--- SOURCE MATERIAL ---

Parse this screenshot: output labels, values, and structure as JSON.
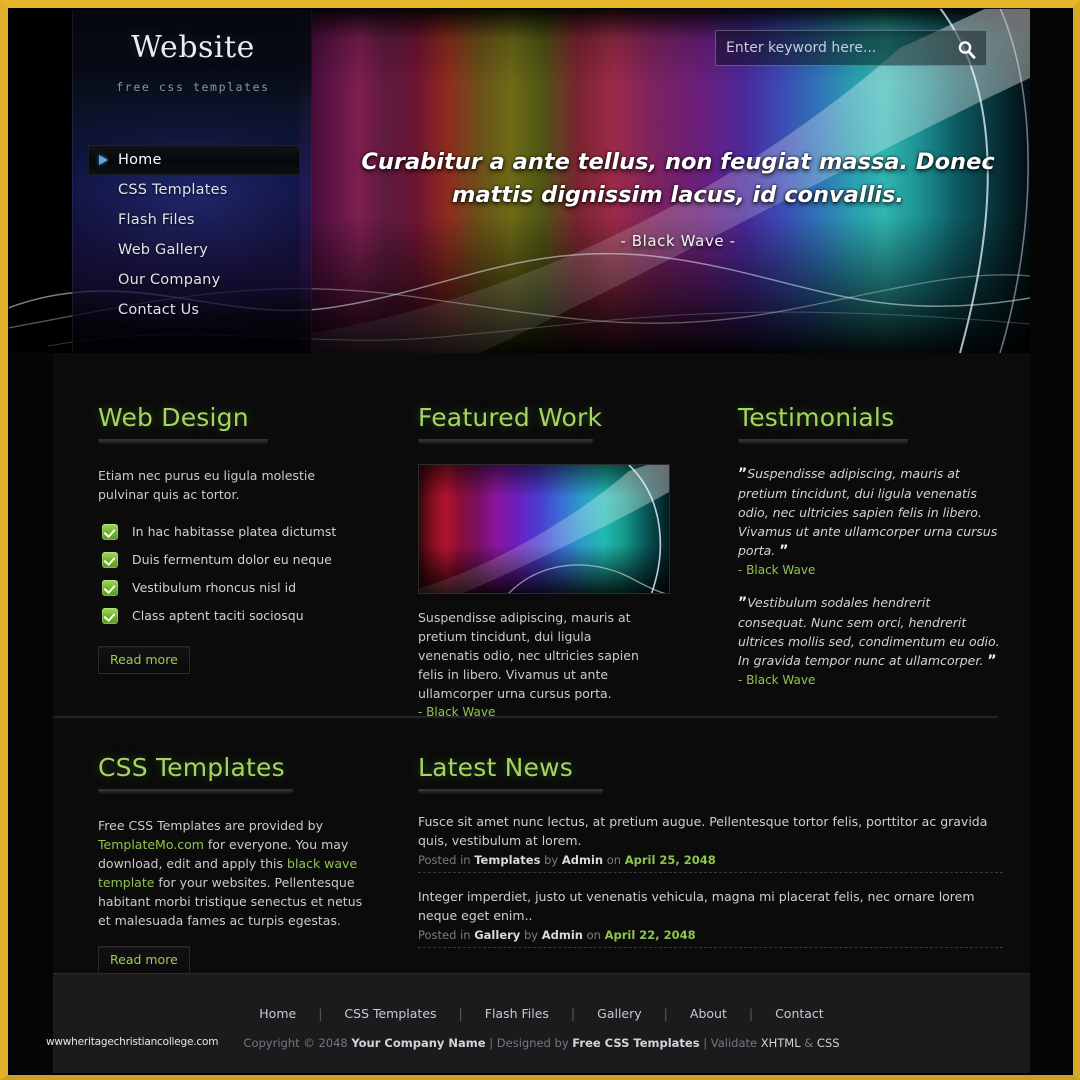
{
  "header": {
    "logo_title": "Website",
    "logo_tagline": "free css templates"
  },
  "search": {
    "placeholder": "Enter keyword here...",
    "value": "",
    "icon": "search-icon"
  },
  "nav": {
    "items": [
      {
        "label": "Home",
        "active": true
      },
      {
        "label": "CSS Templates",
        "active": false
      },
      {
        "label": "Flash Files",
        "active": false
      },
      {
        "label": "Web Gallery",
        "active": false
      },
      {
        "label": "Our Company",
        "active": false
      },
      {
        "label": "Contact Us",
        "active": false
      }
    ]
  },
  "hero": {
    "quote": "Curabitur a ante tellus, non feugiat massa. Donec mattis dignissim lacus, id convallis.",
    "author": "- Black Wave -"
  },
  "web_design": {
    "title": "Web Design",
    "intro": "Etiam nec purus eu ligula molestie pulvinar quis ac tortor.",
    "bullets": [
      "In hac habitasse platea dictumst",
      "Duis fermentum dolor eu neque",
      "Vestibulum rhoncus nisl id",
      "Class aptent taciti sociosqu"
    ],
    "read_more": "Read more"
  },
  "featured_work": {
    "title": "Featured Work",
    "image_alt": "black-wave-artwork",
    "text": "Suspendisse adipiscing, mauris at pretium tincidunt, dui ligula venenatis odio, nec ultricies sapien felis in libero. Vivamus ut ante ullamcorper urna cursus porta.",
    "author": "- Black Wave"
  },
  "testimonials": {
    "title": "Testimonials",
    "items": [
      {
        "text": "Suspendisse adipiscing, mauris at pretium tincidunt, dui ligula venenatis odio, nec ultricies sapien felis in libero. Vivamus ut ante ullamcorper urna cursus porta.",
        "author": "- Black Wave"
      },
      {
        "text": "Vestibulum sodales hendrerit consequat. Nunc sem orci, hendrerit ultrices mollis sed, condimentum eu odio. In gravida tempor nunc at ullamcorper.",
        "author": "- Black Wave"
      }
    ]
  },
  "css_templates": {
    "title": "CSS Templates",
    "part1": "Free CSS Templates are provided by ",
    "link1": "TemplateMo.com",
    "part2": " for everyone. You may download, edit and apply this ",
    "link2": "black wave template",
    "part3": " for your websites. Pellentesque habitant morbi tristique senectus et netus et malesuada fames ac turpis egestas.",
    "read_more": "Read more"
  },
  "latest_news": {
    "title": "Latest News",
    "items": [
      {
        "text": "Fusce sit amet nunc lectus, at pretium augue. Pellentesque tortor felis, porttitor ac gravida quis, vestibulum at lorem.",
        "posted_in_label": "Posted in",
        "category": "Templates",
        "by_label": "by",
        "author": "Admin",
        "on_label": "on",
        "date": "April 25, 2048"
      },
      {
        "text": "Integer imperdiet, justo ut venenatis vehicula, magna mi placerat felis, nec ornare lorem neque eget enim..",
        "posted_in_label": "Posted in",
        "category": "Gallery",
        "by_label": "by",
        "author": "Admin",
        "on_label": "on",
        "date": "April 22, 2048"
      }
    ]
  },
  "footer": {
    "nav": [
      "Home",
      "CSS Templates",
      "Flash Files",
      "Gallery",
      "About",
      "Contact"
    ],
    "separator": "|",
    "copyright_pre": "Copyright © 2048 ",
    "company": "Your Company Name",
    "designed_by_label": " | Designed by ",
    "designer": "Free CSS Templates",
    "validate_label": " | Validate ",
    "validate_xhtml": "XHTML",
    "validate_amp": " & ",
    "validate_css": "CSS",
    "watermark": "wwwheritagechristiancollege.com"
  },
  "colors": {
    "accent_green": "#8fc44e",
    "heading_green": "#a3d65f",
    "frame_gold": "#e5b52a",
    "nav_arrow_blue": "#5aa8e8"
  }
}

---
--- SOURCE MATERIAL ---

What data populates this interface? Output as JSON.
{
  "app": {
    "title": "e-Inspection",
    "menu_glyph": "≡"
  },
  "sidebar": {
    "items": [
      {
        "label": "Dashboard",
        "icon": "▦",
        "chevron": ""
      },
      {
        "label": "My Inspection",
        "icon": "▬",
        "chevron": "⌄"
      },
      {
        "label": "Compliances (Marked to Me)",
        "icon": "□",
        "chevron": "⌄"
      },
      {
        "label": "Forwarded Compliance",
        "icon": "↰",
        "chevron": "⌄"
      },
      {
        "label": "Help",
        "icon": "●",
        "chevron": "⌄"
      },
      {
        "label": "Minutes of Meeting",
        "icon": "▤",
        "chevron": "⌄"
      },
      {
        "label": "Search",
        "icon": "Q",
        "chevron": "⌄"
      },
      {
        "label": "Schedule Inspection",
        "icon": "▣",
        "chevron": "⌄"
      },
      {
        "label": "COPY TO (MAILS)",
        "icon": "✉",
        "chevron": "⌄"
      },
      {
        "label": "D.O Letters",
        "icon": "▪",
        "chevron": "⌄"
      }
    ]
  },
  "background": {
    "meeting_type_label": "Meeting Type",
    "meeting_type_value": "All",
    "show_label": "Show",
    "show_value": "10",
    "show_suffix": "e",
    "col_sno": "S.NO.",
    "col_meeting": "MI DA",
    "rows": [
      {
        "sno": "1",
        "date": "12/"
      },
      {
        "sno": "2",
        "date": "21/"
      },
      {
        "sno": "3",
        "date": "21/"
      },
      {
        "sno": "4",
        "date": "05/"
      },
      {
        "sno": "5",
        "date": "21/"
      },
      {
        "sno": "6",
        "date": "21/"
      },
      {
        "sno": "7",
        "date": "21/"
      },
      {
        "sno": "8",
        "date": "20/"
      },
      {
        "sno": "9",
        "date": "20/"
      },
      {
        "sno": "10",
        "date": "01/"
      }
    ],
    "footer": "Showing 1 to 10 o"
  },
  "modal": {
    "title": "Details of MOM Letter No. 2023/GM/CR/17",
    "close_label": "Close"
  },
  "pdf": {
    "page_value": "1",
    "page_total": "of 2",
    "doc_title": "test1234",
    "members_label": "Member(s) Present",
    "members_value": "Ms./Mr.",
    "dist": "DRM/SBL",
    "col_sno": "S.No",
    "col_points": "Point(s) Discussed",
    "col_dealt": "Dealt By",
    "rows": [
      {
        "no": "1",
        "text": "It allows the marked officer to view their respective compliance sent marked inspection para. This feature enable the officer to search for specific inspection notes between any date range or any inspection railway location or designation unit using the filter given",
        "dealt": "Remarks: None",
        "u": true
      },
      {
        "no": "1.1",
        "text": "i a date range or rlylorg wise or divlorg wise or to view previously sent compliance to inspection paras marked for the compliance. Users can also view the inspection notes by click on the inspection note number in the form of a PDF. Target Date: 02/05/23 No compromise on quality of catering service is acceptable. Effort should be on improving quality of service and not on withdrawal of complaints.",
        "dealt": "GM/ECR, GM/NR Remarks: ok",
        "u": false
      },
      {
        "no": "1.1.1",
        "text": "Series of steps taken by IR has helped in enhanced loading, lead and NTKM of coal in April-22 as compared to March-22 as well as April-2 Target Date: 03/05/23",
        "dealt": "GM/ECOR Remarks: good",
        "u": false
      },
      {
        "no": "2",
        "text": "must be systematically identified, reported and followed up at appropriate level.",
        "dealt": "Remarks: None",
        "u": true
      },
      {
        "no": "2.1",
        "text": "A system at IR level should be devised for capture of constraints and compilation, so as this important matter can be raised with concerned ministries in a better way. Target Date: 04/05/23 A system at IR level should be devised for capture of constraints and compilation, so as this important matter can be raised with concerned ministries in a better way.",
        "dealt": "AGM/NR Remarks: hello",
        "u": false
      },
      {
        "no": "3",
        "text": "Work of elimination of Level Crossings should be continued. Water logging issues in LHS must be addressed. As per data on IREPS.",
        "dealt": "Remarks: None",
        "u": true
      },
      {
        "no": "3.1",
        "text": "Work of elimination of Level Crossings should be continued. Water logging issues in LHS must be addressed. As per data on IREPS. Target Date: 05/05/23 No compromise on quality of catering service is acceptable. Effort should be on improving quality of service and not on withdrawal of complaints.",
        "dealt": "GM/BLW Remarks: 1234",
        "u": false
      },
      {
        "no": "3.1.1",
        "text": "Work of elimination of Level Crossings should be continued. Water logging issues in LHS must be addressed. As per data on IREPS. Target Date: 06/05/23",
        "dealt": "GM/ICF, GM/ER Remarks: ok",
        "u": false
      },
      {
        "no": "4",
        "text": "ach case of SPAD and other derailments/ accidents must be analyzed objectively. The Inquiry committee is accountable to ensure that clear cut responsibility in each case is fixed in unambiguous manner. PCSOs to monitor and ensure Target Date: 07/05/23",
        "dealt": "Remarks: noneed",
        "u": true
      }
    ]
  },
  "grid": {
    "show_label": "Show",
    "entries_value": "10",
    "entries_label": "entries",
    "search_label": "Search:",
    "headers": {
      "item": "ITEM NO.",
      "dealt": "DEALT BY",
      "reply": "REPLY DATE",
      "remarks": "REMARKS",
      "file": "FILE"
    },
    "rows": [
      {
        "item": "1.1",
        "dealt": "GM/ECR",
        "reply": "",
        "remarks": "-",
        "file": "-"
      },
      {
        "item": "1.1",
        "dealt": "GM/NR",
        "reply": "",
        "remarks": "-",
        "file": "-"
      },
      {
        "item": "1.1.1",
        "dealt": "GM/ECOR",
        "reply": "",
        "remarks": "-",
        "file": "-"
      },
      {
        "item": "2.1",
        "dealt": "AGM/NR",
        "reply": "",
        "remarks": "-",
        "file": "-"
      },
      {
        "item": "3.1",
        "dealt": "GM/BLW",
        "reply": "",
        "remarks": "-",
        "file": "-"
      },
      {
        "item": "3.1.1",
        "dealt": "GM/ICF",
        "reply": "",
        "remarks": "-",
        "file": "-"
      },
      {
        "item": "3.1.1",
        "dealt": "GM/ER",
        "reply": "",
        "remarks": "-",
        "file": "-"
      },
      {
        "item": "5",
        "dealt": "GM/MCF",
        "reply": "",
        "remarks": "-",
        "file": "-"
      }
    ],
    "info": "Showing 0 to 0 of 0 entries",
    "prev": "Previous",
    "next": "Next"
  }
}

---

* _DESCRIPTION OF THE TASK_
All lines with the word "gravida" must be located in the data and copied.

* _WRITTEN SOLUTION_
        "text": "Vestibulum sodales hendrerit consequat. Nunc sem orci, hendrerit ultrices mollis sed, condimentum eu odio. In gravida tempor nunc at ullamcorper.",
        "text": "Fusce sit amet nunc lectus, at pretium augue. Pellentesque tortor felis, porttitor ac gravida quis, vestibulum at lorem.",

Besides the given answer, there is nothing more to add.